SPRINGFIELD, Mass. (WWLP) – Homeowners in Springfield are encouraged to apply for funds to help remove lead-based paint.
The city-wide lead abatement program offers funds to Springfield residents in the form of grants to single-family homeowners and forgivable loans for investor-owned properties. The City procures a licensed lead abatement contractor for the work to be done and manages the project from start to finish, assisting the homeowner in overseeing completion.
According to a news release sent to 22News from the Public Health Institute of Western Massachusetts, Springfield is one of the highest risk communities in Massachusetts for lead poisoning, based on the number of children identified as having elevated blood lead levels; the percentage of families living below 200% of their poverty threshold; and the percentage of housing built before 1978.
We would love to have more homeowners, more residents take advantage of the funds that we have remaining, and there’s quite a bit. The benefits are tremendously important, particularly to the health and well being of young peopleNigel Greaves, Senior Program Manager, Lead Hazard Reduction Program
Wesley Swan, a Springfield homeowner, said, “As a first-time homebuyer of a two-family home, I wanted to do some work to prepare the rental unit for occupancy. Participating in the lead abatement program allowed me to not only fast track that rehab I had in mind, but also opened up the pool of tenant applicants I could move in. There’s a real benefit to removing concerns about future liability and just the peace of mind knowing that it’s lead safe.”
Lead Abatement Funds Qualifications:

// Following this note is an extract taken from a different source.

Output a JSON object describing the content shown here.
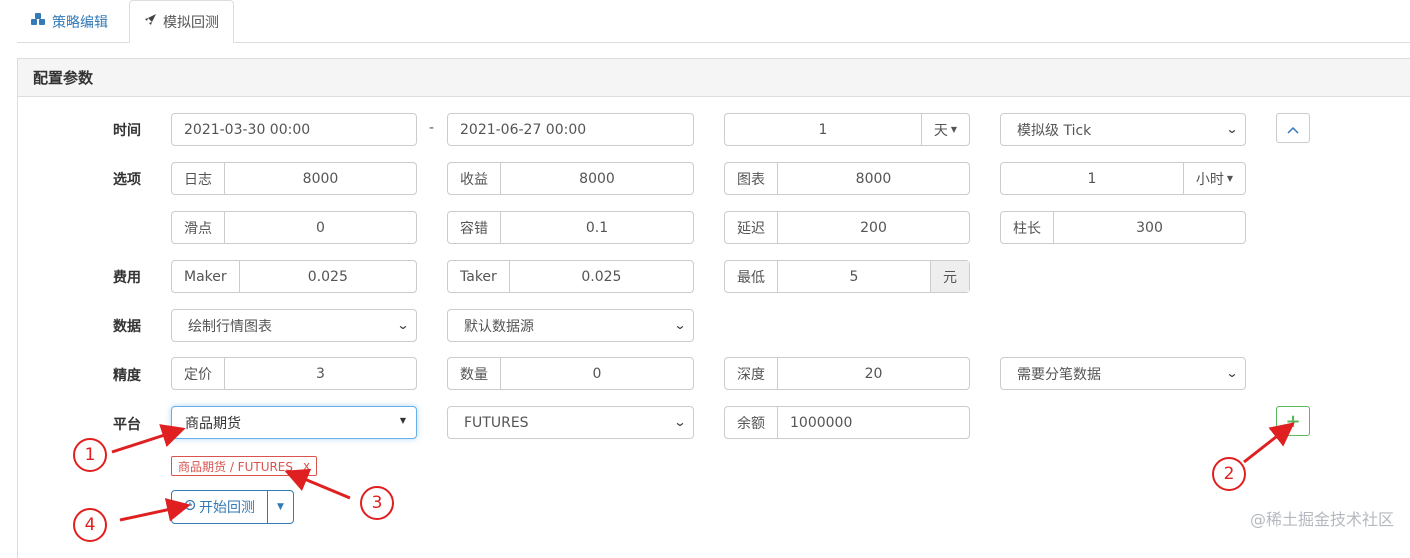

- Properties must be income eligible (earning up to 80% of area median income)
- Have a child under six years of age or a pregnant woman residing in the home
- Homeowner must remain in the home or continue to rent to qualified families for at least three years after work is completed.
Total Funding Available:
- Owner-occupants residing in a single family home may be eligible for up to $20,000 in grant funding.
- Owner-occupants residing in one unit of a 2-4 family dwelling may be eligible for a $20,000, deferred payment, 0% interest loan.
- Investment owners may be eligible for a $13,000, deferred payment, 0% loan.
According to Geraldine McCafferty, Director of Housing for the City of Springfield, “The federal government continues to demonstrate its support for lead paint abatement services for low-income families, and it’s great to be able to share these resources with families in need with the funds the City now has available.”
Lead is a highly toxic metal that may cause a range of health problems, especially in young children. When lead is absorbed into the body, it can cause damage to the brain and other vital organs, like the kidneys, nerves and blood.
Lead may also cause behavioral problems, learning disabilities, seizures and in extreme cases, death. Some symptoms of lead poisoning may include headaches, stomachaches, nausea, tiredness and irritability. Children who are lead poisoned may show no symptoms.
Both inside and outside the home, deteriorated lead-paint mixes with household dust and soil and becomes tracked in. Children may become lead poisoned by:
- Putting their hands or other lead-contaminated objects into their mouths,
- Eating paint chips found in homes with peeling or flaking lead-based paint, or
- Playing in lead-contaminated soil
What can you do?
If your home was built before 1978:
- Wipe down flat surfaces, like window sills, with a damp paper towel and throw away the paper towel,
- Mop smooth floors (using a damp mop) weekly to control dust,
- Take off shoes when entering the house
- Vacuum carpets and upholstery to remove dust,
- If possible, use a vacuum with a HEPA filter or a “higher efficiency” collection bag,
- Pick up loose paint chips carefully with a paper towel and discard in the trash, then wipe the surface clean with a wet paper towel,
- Take precautions to avoid creating lead dust when remodeling, renovating or maintaining your home,
- Test for lead hazards by a lead professional. (Have the soil tested too).
For your child:
- Have your child’s blood lead level tested at age 1 and 2. Children from 3 to 6 years of age should have their blood tested, if they have not been tested before and:
- They live in or regularly visit a house built before 1950,
- They live in or regularly visit a house built before 1978 with on-going or recent renovations or remodeling
- They have a sibling or playmate who has or did have lead poisoning
- Frequently wash your child’s hands and toys to reduce contact with dust,
- Use cold tap water for drinking and cooking
- Avoid using home remedies (such as azarcon, greta, pay-loo-ah, or litargirio) and cosmetics (such as kohl or alkohl) that contain lead
- Certain candies, such as tamarindo candy jam products from Mexico, may contain high levels of lead in the wrapper or stick. Be cautious when providing imported candies to children
- Some tableware, particularly folk terra cotta plates and bowls from Latin America, may contain high levels of lead that can leach into food.
“Lead poisoning leads to long-term health impacts for children and for adults. During the pandemic, many people have started home renovation projects not anticipating that they may be risking exposure to hazardous lead dust,” noted Sarita Hudson, Director of Programs and Development for the Public Health Institute of Western Massachusetts.